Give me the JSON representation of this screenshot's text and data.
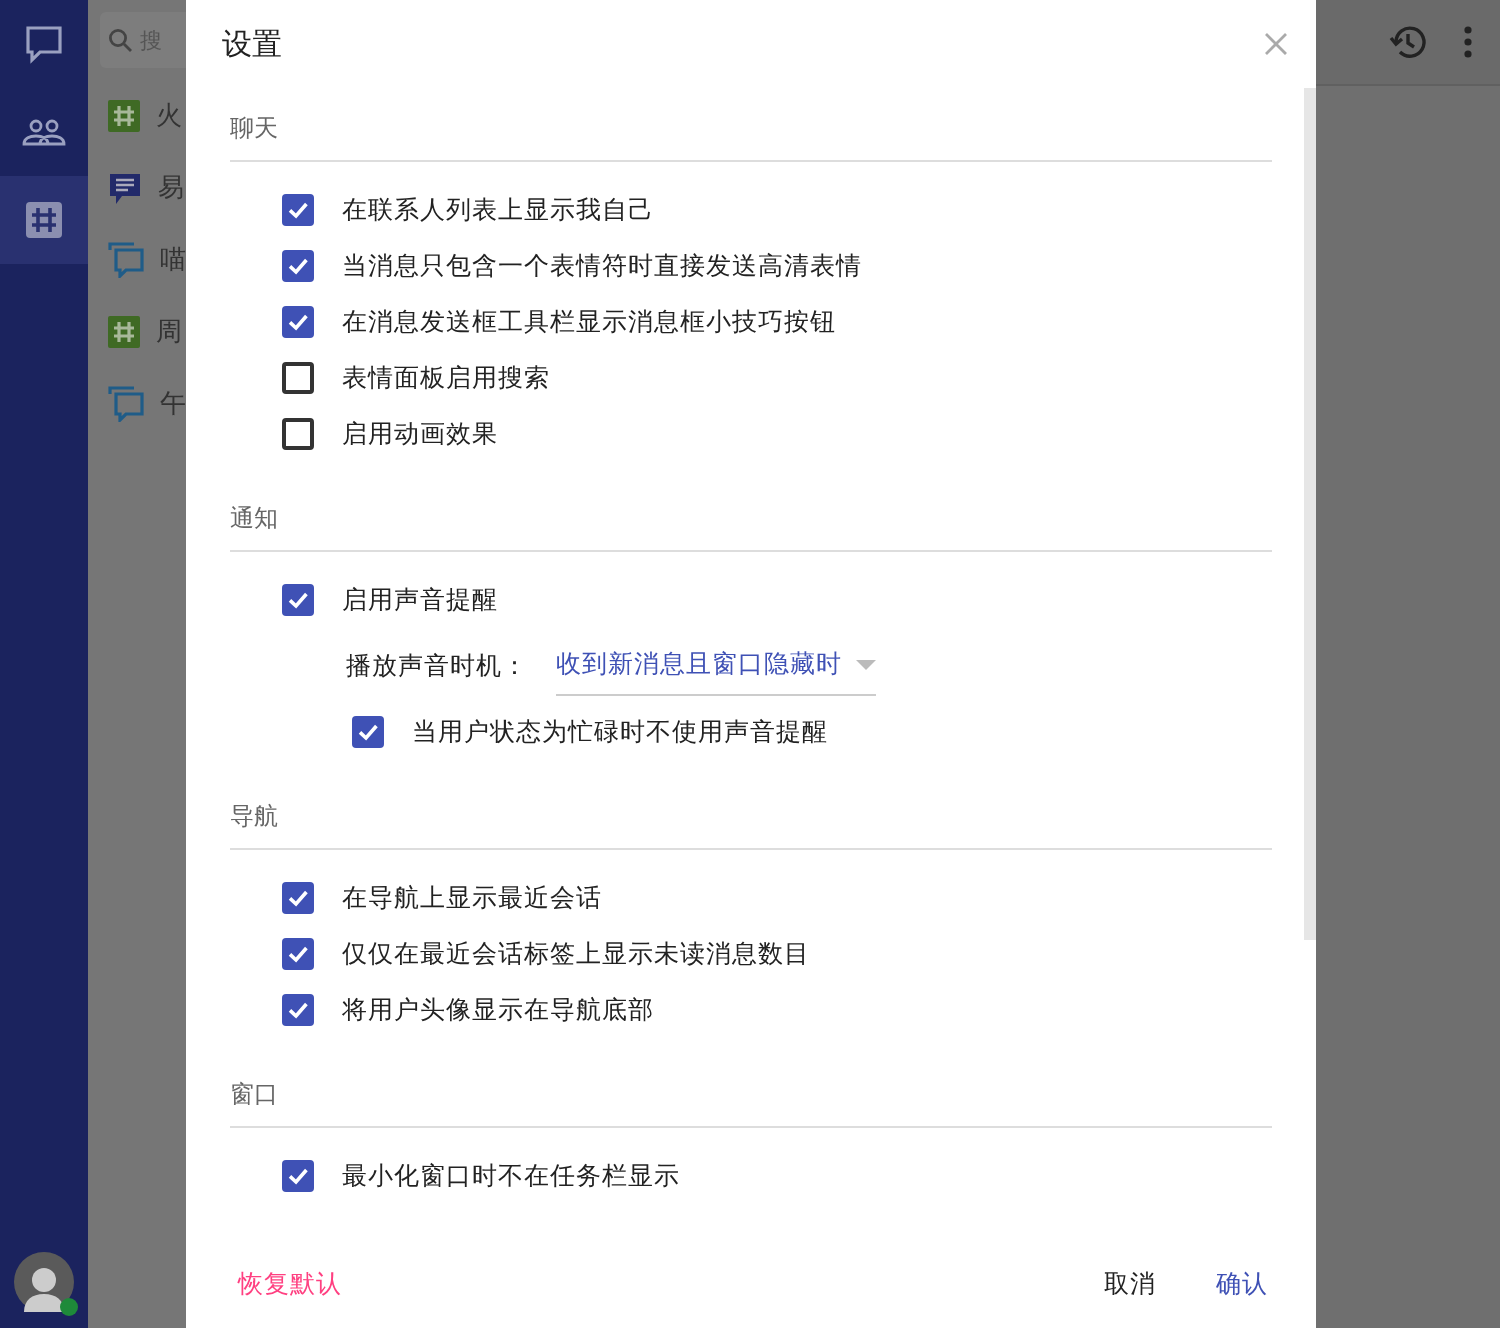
{
  "sidebar": {
    "items": [
      {
        "kind": "chat",
        "selected": false
      },
      {
        "kind": "contacts",
        "selected": false
      },
      {
        "kind": "channel",
        "selected": true
      }
    ],
    "avatar": {
      "online": true
    }
  },
  "conversation_list": {
    "search": {
      "placeholder": "搜"
    },
    "items": [
      {
        "kind": "channel",
        "name": "火"
      },
      {
        "kind": "note",
        "name": "易"
      },
      {
        "kind": "group",
        "name": "喵"
      },
      {
        "kind": "channel",
        "name": "周"
      },
      {
        "kind": "group",
        "name": "午"
      }
    ]
  },
  "dialog": {
    "title": "设置",
    "sections": [
      {
        "title": "聊天",
        "items": [
          {
            "kind": "checkbox",
            "label": "在联系人列表上显示我自己",
            "checked": true
          },
          {
            "kind": "checkbox",
            "label": "当消息只包含一个表情符时直接发送高清表情",
            "checked": true
          },
          {
            "kind": "checkbox",
            "label": "在消息发送框工具栏显示消息框小技巧按钮",
            "checked": true
          },
          {
            "kind": "checkbox",
            "label": "表情面板启用搜索",
            "checked": false
          },
          {
            "kind": "checkbox",
            "label": "启用动画效果",
            "checked": false
          }
        ]
      },
      {
        "title": "通知",
        "items": [
          {
            "kind": "checkbox",
            "label": "启用声音提醒",
            "checked": true
          },
          {
            "kind": "select",
            "label": "播放声音时机：",
            "value": "收到新消息且窗口隐藏时"
          },
          {
            "kind": "sub_checkbox",
            "label": "当用户状态为忙碌时不使用声音提醒",
            "checked": true
          }
        ]
      },
      {
        "title": "导航",
        "items": [
          {
            "kind": "checkbox",
            "label": "在导航上显示最近会话",
            "checked": true
          },
          {
            "kind": "checkbox",
            "label": "仅仅在最近会话标签上显示未读消息数目",
            "checked": true
          },
          {
            "kind": "checkbox",
            "label": "将用户头像显示在导航底部",
            "checked": true
          }
        ]
      },
      {
        "title": "窗口",
        "items": [
          {
            "kind": "checkbox",
            "label": "最小化窗口时不在任务栏显示",
            "checked": true
          }
        ]
      }
    ],
    "buttons": {
      "reset": "恢复默认",
      "cancel": "取消",
      "confirm": "确认"
    }
  }
}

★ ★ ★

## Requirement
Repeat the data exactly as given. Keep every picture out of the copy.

## Response area
Give me the JSON representation of this screenshot's text and data.
{
  "sidebar": {
    "items": [
      {
        "kind": "chat",
        "selected": false
      },
      {
        "kind": "contacts",
        "selected": false
      },
      {
        "kind": "channel",
        "selected": true
      }
    ],
    "avatar": {
      "online": true
    }
  },
  "conversation_list": {
    "search": {
      "placeholder": "搜"
    },
    "items": [
      {
        "kind": "channel",
        "name": "火"
      },
      {
        "kind": "note",
        "name": "易"
      },
      {
        "kind": "group",
        "name": "喵"
      },
      {
        "kind": "channel",
        "name": "周"
      },
      {
        "kind": "group",
        "name": "午"
      }
    ]
  },
  "dialog": {
    "title": "设置",
    "sections": [
      {
        "title": "聊天",
        "items": [
          {
            "kind": "checkbox",
            "label": "在联系人列表上显示我自己",
            "checked": true
          },
          {
            "kind": "checkbox",
            "label": "当消息只包含一个表情符时直接发送高清表情",
            "checked": true
          },
          {
            "kind": "checkbox",
            "label": "在消息发送框工具栏显示消息框小技巧按钮",
            "checked": true
          },
          {
            "kind": "checkbox",
            "label": "表情面板启用搜索",
            "checked": false
          },
          {
            "kind": "checkbox",
            "label": "启用动画效果",
            "checked": false
          }
        ]
      },
      {
        "title": "通知",
        "items": [
          {
            "kind": "checkbox",
            "label": "启用声音提醒",
            "checked": true
          },
          {
            "kind": "select",
            "label": "播放声音时机：",
            "value": "收到新消息且窗口隐藏时"
          },
          {
            "kind": "sub_checkbox",
            "label": "当用户状态为忙碌时不使用声音提醒",
            "checked": true
          }
        ]
      },
      {
        "title": "导航",
        "items": [
          {
            "kind": "checkbox",
            "label": "在导航上显示最近会话",
            "checked": true
          },
          {
            "kind": "checkbox",
            "label": "仅仅在最近会话标签上显示未读消息数目",
            "checked": true
          },
          {
            "kind": "checkbox",
            "label": "将用户头像显示在导航底部",
            "checked": true
          }
        ]
      },
      {
        "title": "窗口",
        "items": [
          {
            "kind": "checkbox",
            "label": "最小化窗口时不在任务栏显示",
            "checked": true
          }
        ]
      }
    ],
    "buttons": {
      "reset": "恢复默认",
      "cancel": "取消",
      "confirm": "确认"
    }
  }
}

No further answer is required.